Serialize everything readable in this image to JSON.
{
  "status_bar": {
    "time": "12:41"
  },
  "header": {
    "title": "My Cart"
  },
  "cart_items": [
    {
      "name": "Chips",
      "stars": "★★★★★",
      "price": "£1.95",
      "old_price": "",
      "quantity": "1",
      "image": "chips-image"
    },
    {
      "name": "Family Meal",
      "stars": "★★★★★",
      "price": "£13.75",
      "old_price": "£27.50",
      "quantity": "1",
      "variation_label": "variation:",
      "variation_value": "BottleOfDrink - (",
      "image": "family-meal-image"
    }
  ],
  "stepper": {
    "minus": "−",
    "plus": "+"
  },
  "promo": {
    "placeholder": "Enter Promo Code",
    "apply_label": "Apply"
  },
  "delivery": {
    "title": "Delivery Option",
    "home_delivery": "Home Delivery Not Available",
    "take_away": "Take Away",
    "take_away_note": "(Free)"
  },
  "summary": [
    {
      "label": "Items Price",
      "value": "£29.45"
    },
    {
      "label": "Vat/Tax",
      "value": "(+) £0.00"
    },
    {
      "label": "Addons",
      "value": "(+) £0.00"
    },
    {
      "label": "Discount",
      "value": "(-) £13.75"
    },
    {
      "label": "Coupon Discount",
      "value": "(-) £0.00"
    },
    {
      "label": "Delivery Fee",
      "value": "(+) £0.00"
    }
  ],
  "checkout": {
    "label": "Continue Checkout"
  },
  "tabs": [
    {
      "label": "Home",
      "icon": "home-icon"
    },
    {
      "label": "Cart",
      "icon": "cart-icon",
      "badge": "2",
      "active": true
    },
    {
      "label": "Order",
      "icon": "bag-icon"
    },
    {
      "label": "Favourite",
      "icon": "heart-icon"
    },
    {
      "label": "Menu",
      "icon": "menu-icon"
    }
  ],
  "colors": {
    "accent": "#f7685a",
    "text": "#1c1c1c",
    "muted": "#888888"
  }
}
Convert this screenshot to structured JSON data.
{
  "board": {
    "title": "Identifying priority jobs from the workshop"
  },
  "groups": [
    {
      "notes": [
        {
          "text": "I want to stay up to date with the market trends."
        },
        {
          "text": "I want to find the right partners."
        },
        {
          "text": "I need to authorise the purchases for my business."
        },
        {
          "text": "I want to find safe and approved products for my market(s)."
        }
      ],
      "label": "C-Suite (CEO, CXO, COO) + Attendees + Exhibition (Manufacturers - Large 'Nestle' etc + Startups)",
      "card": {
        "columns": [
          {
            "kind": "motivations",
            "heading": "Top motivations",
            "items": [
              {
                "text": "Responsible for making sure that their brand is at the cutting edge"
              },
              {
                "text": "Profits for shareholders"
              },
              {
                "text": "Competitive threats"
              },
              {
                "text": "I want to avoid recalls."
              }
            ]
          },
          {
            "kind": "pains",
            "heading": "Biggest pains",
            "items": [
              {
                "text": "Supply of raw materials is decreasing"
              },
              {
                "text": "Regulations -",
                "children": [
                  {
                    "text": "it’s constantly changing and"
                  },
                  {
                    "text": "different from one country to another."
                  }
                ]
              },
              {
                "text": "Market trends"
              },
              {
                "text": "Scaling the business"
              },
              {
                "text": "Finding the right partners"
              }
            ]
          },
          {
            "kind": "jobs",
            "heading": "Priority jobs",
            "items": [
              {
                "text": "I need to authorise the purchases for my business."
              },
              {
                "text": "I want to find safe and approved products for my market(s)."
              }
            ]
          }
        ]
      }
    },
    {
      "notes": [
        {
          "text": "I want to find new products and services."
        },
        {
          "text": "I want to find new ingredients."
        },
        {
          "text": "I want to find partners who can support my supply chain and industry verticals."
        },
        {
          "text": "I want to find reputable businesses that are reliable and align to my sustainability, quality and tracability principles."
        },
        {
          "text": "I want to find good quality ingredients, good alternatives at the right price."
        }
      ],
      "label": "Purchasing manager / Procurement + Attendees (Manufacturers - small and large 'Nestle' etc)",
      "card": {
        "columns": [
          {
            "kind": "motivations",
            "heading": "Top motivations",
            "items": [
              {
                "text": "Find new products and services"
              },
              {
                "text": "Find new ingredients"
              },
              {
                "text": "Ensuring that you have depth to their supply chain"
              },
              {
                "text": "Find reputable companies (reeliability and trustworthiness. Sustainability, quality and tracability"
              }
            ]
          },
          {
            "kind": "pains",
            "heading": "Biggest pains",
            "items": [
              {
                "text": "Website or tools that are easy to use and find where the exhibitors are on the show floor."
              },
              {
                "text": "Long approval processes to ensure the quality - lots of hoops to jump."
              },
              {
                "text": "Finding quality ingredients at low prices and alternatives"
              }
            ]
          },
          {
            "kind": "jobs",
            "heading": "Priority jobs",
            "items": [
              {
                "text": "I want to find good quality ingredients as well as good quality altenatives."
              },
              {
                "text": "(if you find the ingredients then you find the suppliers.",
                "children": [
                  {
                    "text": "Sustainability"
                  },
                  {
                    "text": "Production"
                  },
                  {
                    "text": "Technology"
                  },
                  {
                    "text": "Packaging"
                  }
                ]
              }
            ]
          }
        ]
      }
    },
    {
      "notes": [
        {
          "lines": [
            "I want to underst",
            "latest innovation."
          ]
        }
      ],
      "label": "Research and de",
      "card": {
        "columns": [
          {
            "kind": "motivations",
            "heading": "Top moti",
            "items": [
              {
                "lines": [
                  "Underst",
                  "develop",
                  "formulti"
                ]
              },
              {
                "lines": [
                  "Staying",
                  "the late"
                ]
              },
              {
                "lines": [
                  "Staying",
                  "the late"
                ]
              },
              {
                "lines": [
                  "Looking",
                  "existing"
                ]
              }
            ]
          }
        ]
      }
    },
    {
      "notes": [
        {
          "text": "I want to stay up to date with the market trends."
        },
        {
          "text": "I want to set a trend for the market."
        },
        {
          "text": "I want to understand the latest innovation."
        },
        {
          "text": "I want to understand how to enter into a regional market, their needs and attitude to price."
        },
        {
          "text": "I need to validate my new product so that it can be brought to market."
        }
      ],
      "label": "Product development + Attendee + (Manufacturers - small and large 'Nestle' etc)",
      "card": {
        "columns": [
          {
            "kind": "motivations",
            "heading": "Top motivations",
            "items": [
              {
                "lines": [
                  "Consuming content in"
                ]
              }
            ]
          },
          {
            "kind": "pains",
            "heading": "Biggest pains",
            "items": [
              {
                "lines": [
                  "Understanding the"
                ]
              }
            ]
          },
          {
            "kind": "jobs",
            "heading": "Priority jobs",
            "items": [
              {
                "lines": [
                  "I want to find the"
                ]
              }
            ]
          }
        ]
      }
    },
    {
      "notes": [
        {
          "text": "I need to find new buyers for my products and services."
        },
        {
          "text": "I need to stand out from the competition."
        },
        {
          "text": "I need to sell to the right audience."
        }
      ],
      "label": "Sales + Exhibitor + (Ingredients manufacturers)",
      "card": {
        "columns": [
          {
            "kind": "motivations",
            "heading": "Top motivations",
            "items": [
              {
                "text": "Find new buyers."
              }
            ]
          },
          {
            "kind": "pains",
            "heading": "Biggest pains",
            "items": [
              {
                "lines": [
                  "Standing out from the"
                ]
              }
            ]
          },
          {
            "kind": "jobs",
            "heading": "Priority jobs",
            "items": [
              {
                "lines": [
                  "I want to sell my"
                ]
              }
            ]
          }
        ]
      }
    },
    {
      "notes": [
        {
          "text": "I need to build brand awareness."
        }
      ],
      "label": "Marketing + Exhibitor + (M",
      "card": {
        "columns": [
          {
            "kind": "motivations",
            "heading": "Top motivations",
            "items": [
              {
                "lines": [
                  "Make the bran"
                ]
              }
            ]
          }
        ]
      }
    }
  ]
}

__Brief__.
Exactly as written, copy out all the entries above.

__Result for this exercise__.
Serialize everything readable in this image to JSON.
{
  "status_bar": {
    "time": "12:41"
  },
  "header": {
    "title": "My Cart"
  },
  "cart_items": [
    {
      "name": "Chips",
      "stars": "★★★★★",
      "price": "£1.95",
      "old_price": "",
      "quantity": "1",
      "image": "chips-image"
    },
    {
      "name": "Family Meal",
      "stars": "★★★★★",
      "price": "£13.75",
      "old_price": "£27.50",
      "quantity": "1",
      "variation_label": "variation:",
      "variation_value": "BottleOfDrink - (",
      "image": "family-meal-image"
    }
  ],
  "stepper": {
    "minus": "−",
    "plus": "+"
  },
  "promo": {
    "placeholder": "Enter Promo Code",
    "apply_label": "Apply"
  },
  "delivery": {
    "title": "Delivery Option",
    "home_delivery": "Home Delivery Not Available",
    "take_away": "Take Away",
    "take_away_note": "(Free)"
  },
  "summary": [
    {
      "label": "Items Price",
      "value": "£29.45"
    },
    {
      "label": "Vat/Tax",
      "value": "(+) £0.00"
    },
    {
      "label": "Addons",
      "value": "(+) £0.00"
    },
    {
      "label": "Discount",
      "value": "(-) £13.75"
    },
    {
      "label": "Coupon Discount",
      "value": "(-) £0.00"
    },
    {
      "label": "Delivery Fee",
      "value": "(+) £0.00"
    }
  ],
  "checkout": {
    "label": "Continue Checkout"
  },
  "tabs": [
    {
      "label": "Home",
      "icon": "home-icon"
    },
    {
      "label": "Cart",
      "icon": "cart-icon",
      "badge": "2",
      "active": true
    },
    {
      "label": "Order",
      "icon": "bag-icon"
    },
    {
      "label": "Favourite",
      "icon": "heart-icon"
    },
    {
      "label": "Menu",
      "icon": "menu-icon"
    }
  ],
  "colors": {
    "accent": "#f7685a",
    "text": "#1c1c1c",
    "muted": "#888888"
  }
}
Convert this screenshot to structured JSON data.
{
  "board": {
    "title": "Identifying priority jobs from the workshop"
  },
  "groups": [
    {
      "notes": [
        {
          "text": "I want to stay up to date with the market trends."
        },
        {
          "text": "I want to find the right partners."
        },
        {
          "text": "I need to authorise the purchases for my business."
        },
        {
          "text": "I want to find safe and approved products for my market(s)."
        }
      ],
      "label": "C-Suite (CEO, CXO, COO) + Attendees + Exhibition (Manufacturers - Large 'Nestle' etc + Startups)",
      "card": {
        "columns": [
          {
            "kind": "motivations",
            "heading": "Top motivations",
            "items": [
              {
                "text": "Responsible for making sure that their brand is at the cutting edge"
              },
              {
                "text": "Profits for shareholders"
              },
              {
                "text": "Competitive threats"
              },
              {
                "text": "I want to avoid recalls."
              }
            ]
          },
          {
            "kind": "pains",
            "heading": "Biggest pains",
            "items": [
              {
                "text": "Supply of raw materials is decreasing"
              },
              {
                "text": "Regulations -",
                "children": [
                  {
                    "text": "it’s constantly changing and"
                  },
                  {
                    "text": "different from one country to another."
                  }
                ]
              },
              {
                "text": "Market trends"
              },
              {
                "text": "Scaling the business"
              },
              {
                "text": "Finding the right partners"
              }
            ]
          },
          {
            "kind": "jobs",
            "heading": "Priority jobs",
            "items": [
              {
                "text": "I need to authorise the purchases for my business."
              },
              {
                "text": "I want to find safe and approved products for my market(s)."
              }
            ]
          }
        ]
      }
    },
    {
      "notes": [
        {
          "text": "I want to find new products and services."
        },
        {
          "text": "I want to find new ingredients."
        },
        {
          "text": "I want to find partners who can support my supply chain and industry verticals."
        },
        {
          "text": "I want to find reputable businesses that are reliable and align to my sustainability, quality and tracability principles."
        },
        {
          "text": "I want to find good quality ingredients, good alternatives at the right price."
        }
      ],
      "label": "Purchasing manager / Procurement + Attendees (Manufacturers - small and large 'Nestle' etc)",
      "card": {
        "columns": [
          {
            "kind": "motivations",
            "heading": "Top motivations",
            "items": [
              {
                "text": "Find new products and services"
              },
              {
                "text": "Find new ingredients"
              },
              {
                "text": "Ensuring that you have depth to their supply chain"
              },
              {
                "text": "Find reputable companies (reeliability and trustworthiness. Sustainability, quality and tracability"
              }
            ]
          },
          {
            "kind": "pains",
            "heading": "Biggest pains",
            "items": [
              {
                "text": "Website or tools that are easy to use and find where the exhibitors are on the show floor."
              },
              {
                "text": "Long approval processes to ensure the quality - lots of hoops to jump."
              },
              {
                "text": "Finding quality ingredients at low prices and alternatives"
              }
            ]
          },
          {
            "kind": "jobs",
            "heading": "Priority jobs",
            "items": [
              {
                "text": "I want to find good quality ingredients as well as good quality altenatives."
              },
              {
                "text": "(if you find the ingredients then you find the suppliers.",
                "children": [
                  {
                    "text": "Sustainability"
                  },
                  {
                    "text": "Production"
                  },
                  {
                    "text": "Technology"
                  },
                  {
                    "text": "Packaging"
                  }
                ]
              }
            ]
          }
        ]
      }
    },
    {
      "notes": [
        {
          "lines": [
            "I want to underst",
            "latest innovation."
          ]
        }
      ],
      "label": "Research and de",
      "card": {
        "columns": [
          {
            "kind": "motivations",
            "heading": "Top moti",
            "items": [
              {
                "lines": [
                  "Underst",
                  "develop",
                  "formulti"
                ]
              },
              {
                "lines": [
                  "Staying",
                  "the late"
                ]
              },
              {
                "lines": [
                  "Staying",
                  "the late"
                ]
              },
              {
                "lines": [
                  "Looking",
                  "existing"
                ]
              }
            ]
          }
        ]
      }
    },
    {
      "notes": [
        {
          "text": "I want to stay up to date with the market trends."
        },
        {
          "text": "I want to set a trend for the market."
        },
        {
          "text": "I want to understand the latest innovation."
        },
        {
          "text": "I want to understand how to enter into a regional market, their needs and attitude to price."
        },
        {
          "text": "I need to validate my new product so that it can be brought to market."
        }
      ],
      "label": "Product development + Attendee + (Manufacturers - small and large 'Nestle' etc)",
      "card": {
        "columns": [
          {
            "kind": "motivations",
            "heading": "Top motivations",
            "items": [
              {
                "lines": [
                  "Consuming content in"
                ]
              }
            ]
          },
          {
            "kind": "pains",
            "heading": "Biggest pains",
            "items": [
              {
                "lines": [
                  "Understanding the"
                ]
              }
            ]
          },
          {
            "kind": "jobs",
            "heading": "Priority jobs",
            "items": [
              {
                "lines": [
                  "I want to find the"
                ]
              }
            ]
          }
        ]
      }
    },
    {
      "notes": [
        {
          "text": "I need to find new buyers for my products and services."
        },
        {
          "text": "I need to stand out from the competition."
        },
        {
          "text": "I need to sell to the right audience."
        }
      ],
      "label": "Sales + Exhibitor + (Ingredients manufacturers)",
      "card": {
        "columns": [
          {
            "kind": "motivations",
            "heading": "Top motivations",
            "items": [
              {
                "text": "Find new buyers."
              }
            ]
          },
          {
            "kind": "pains",
            "heading": "Biggest pains",
            "items": [
              {
                "lines": [
                  "Standing out from the"
                ]
              }
            ]
          },
          {
            "kind": "jobs",
            "heading": "Priority jobs",
            "items": [
              {
                "lines": [
                  "I want to sell my"
                ]
              }
            ]
          }
        ]
      }
    },
    {
      "notes": [
        {
          "text": "I need to build brand awareness."
        }
      ],
      "label": "Marketing + Exhibitor + (M",
      "card": {
        "columns": [
          {
            "kind": "motivations",
            "heading": "Top motivations",
            "items": [
              {
                "lines": [
                  "Make the bran"
                ]
              }
            ]
          }
        ]
      }
    }
  ]
}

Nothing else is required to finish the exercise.